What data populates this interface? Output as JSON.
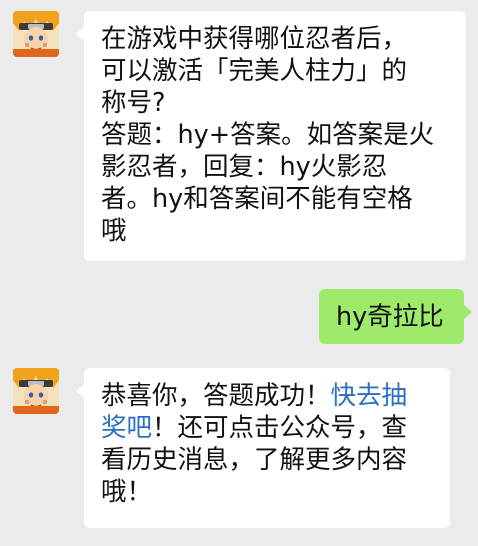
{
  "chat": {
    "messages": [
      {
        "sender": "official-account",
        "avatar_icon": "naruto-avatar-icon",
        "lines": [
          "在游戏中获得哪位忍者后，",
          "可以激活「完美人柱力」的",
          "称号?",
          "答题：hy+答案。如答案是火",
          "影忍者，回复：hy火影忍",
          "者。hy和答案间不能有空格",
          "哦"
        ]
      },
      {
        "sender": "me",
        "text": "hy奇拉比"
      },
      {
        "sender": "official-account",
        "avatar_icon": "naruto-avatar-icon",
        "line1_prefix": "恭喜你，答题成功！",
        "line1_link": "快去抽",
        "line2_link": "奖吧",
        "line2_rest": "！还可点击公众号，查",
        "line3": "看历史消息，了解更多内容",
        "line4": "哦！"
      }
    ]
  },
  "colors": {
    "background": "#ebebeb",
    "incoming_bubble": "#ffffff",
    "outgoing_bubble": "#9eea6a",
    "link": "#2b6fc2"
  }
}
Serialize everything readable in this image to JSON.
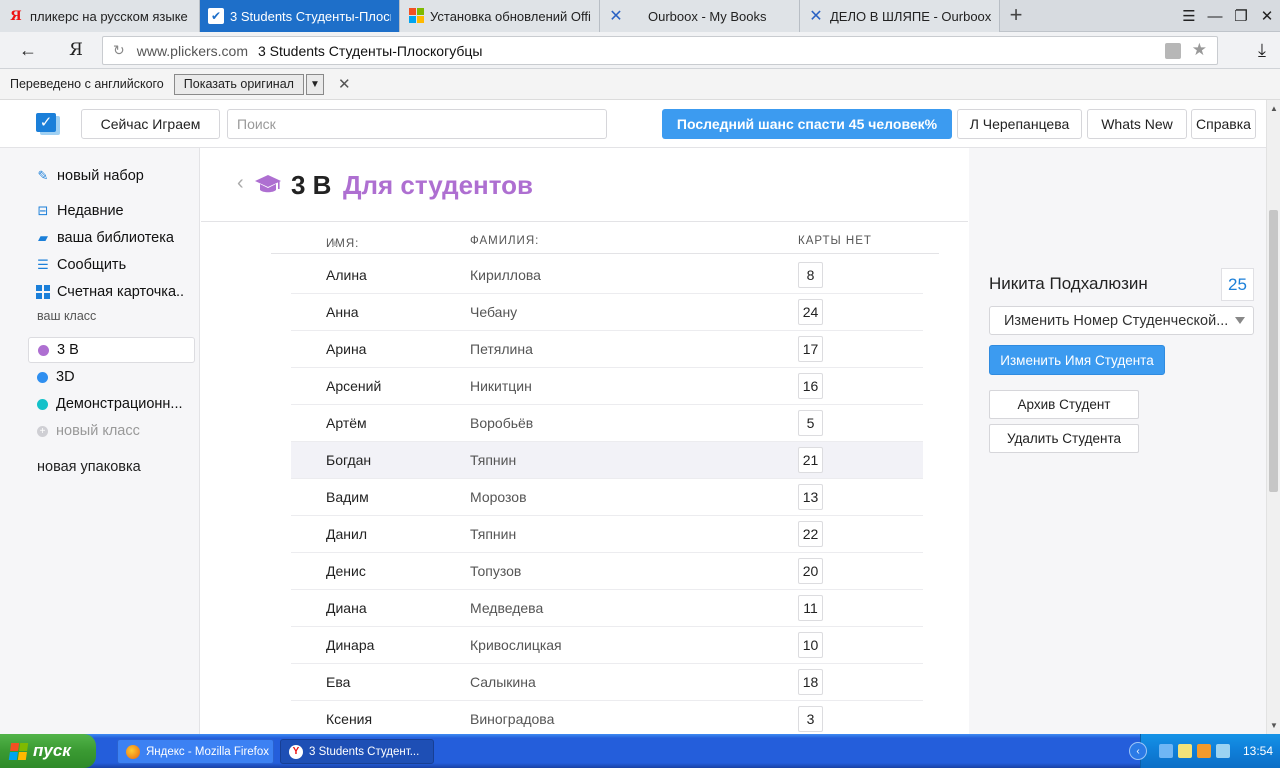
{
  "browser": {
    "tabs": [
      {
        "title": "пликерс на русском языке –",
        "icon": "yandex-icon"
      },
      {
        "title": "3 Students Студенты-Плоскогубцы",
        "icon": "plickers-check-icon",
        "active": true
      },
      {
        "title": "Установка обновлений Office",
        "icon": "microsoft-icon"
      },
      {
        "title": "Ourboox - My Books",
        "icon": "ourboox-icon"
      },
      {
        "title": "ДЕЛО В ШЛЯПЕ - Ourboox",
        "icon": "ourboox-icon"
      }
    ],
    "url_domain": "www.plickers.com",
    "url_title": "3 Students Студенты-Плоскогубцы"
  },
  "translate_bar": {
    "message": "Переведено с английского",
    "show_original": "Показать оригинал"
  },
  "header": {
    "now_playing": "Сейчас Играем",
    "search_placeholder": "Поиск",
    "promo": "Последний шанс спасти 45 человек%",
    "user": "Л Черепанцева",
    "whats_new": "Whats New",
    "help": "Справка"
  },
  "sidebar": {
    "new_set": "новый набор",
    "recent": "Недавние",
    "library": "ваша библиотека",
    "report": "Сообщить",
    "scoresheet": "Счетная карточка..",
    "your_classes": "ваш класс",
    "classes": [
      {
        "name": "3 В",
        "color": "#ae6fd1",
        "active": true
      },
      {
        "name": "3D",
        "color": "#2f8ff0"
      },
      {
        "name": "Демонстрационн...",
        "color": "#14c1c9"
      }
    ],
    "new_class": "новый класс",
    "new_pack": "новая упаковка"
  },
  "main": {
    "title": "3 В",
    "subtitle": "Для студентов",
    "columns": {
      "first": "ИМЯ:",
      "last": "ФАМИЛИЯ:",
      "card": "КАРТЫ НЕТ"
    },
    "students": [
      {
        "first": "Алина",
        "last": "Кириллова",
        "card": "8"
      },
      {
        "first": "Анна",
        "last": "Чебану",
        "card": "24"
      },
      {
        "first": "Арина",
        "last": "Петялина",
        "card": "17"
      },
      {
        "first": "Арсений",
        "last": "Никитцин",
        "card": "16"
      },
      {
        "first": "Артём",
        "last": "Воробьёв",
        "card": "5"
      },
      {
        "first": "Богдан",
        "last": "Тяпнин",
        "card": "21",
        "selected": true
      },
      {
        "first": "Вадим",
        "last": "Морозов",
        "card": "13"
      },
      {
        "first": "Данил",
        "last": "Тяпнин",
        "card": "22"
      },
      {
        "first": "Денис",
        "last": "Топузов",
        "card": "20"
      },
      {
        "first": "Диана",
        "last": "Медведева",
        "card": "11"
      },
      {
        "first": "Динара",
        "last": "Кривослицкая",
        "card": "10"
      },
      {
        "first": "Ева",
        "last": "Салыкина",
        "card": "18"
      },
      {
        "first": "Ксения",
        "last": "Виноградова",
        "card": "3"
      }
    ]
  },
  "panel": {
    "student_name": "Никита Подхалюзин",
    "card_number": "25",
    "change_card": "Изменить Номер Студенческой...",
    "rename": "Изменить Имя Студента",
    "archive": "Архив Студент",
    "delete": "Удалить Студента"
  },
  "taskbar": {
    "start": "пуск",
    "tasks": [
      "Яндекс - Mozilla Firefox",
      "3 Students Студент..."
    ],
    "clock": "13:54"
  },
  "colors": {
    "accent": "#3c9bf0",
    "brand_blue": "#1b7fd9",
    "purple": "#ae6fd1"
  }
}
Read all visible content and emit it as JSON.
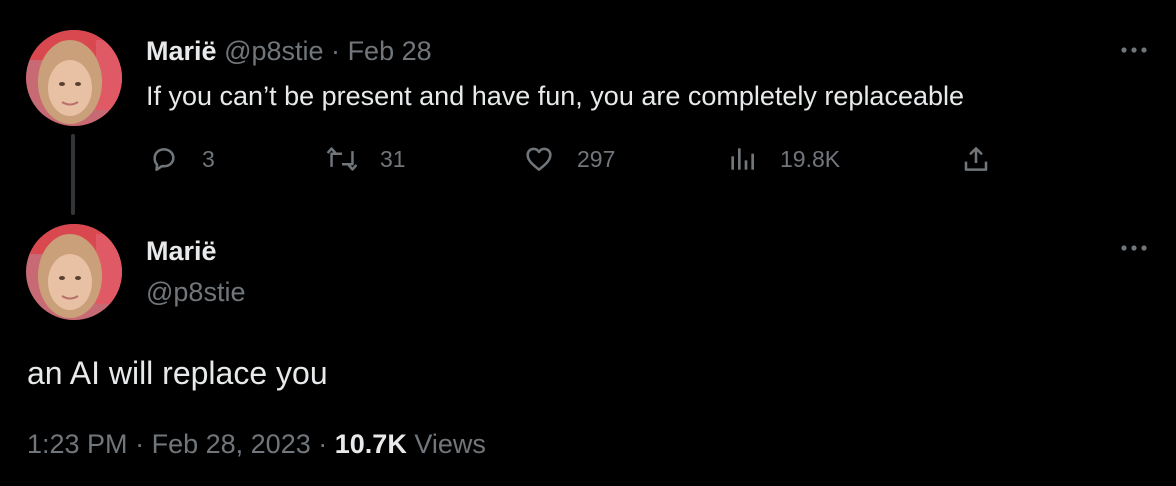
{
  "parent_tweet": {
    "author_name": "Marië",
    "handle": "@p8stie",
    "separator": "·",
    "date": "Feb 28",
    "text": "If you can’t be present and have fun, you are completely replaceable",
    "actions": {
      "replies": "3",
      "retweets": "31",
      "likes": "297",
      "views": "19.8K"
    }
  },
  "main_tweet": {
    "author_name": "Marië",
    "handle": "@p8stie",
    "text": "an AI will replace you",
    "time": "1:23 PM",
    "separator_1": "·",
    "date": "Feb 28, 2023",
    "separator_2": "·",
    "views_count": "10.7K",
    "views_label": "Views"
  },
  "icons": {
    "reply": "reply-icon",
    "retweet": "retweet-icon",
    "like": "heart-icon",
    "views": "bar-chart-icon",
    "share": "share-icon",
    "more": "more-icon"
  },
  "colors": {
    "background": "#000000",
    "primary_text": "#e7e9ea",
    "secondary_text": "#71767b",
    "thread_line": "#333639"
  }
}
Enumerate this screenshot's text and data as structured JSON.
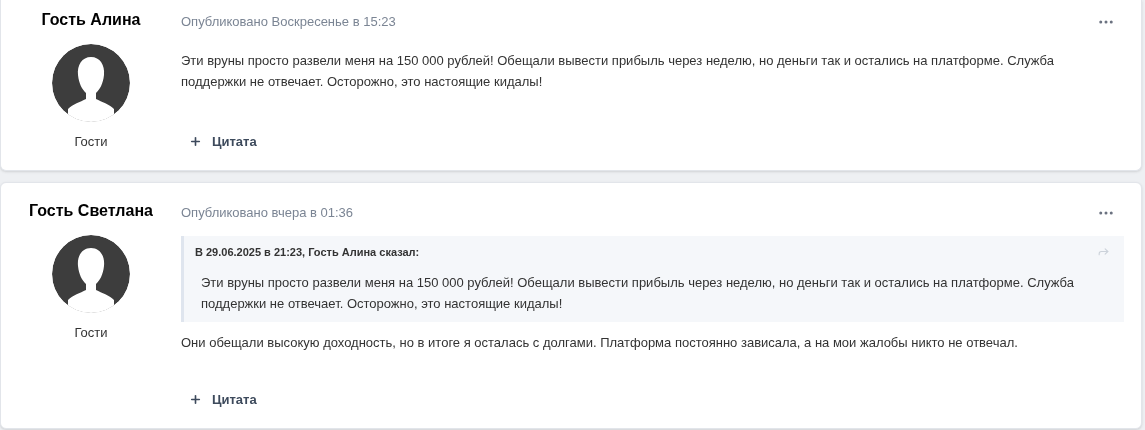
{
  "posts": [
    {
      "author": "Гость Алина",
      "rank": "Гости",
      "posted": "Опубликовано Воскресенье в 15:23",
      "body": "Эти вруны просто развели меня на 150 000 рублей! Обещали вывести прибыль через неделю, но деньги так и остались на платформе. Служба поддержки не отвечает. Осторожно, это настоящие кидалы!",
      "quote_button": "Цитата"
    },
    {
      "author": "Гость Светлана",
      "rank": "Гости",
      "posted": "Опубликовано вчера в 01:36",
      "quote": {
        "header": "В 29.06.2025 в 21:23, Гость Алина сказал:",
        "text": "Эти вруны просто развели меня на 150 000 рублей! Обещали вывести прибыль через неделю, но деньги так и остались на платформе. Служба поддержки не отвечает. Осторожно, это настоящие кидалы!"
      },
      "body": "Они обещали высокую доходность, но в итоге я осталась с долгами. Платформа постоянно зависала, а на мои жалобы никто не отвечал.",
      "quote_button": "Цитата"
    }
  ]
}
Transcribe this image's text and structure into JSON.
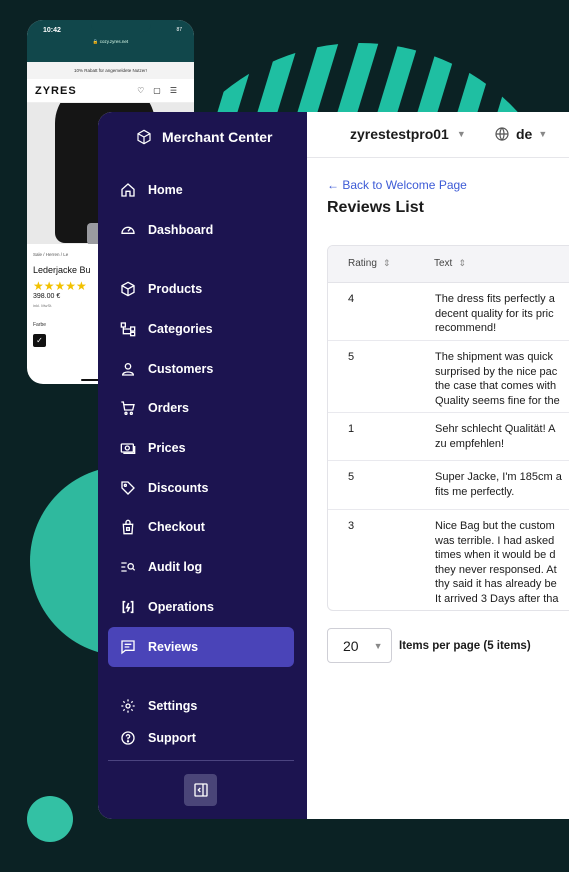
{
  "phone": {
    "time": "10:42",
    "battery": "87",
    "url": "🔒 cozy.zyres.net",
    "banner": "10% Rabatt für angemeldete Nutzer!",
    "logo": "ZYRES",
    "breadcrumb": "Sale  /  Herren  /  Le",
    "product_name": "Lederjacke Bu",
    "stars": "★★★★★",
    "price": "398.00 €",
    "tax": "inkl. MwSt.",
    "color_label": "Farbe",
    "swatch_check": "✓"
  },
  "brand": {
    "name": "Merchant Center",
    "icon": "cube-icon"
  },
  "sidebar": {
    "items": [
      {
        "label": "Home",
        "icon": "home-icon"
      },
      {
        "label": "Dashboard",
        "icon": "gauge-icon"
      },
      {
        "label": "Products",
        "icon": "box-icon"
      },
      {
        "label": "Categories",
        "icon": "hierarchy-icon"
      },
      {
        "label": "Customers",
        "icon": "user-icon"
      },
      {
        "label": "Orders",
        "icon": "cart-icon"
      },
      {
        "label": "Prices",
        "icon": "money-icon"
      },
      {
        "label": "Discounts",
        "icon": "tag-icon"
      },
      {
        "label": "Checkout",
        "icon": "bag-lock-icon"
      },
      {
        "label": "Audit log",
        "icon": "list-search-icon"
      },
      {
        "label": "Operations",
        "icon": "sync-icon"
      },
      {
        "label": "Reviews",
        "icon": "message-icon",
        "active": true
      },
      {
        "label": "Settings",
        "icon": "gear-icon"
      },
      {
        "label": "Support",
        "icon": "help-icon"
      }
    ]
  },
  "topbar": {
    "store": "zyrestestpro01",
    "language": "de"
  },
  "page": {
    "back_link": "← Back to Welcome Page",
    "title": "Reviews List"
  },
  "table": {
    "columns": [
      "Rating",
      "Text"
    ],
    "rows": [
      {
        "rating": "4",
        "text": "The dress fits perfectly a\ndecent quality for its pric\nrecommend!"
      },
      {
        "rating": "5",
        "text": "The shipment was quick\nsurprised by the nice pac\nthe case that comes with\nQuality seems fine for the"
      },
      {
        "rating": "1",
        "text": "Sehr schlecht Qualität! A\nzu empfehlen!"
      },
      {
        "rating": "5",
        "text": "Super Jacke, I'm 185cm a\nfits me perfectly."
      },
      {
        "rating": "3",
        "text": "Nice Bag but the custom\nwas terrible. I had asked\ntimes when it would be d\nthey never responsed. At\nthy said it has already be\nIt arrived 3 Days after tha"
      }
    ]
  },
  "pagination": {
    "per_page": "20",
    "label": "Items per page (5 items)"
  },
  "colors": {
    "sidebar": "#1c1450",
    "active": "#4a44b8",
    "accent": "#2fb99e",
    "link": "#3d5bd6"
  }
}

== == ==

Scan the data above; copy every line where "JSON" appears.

What data populates this interface? Output as JSON.
Serialize everything readable in this image to JSON.
Read all visible content and emit it as JSON.
Enumerate this screenshot's text and data as structured JSON.
Transcribe this image's text and structure into JSON.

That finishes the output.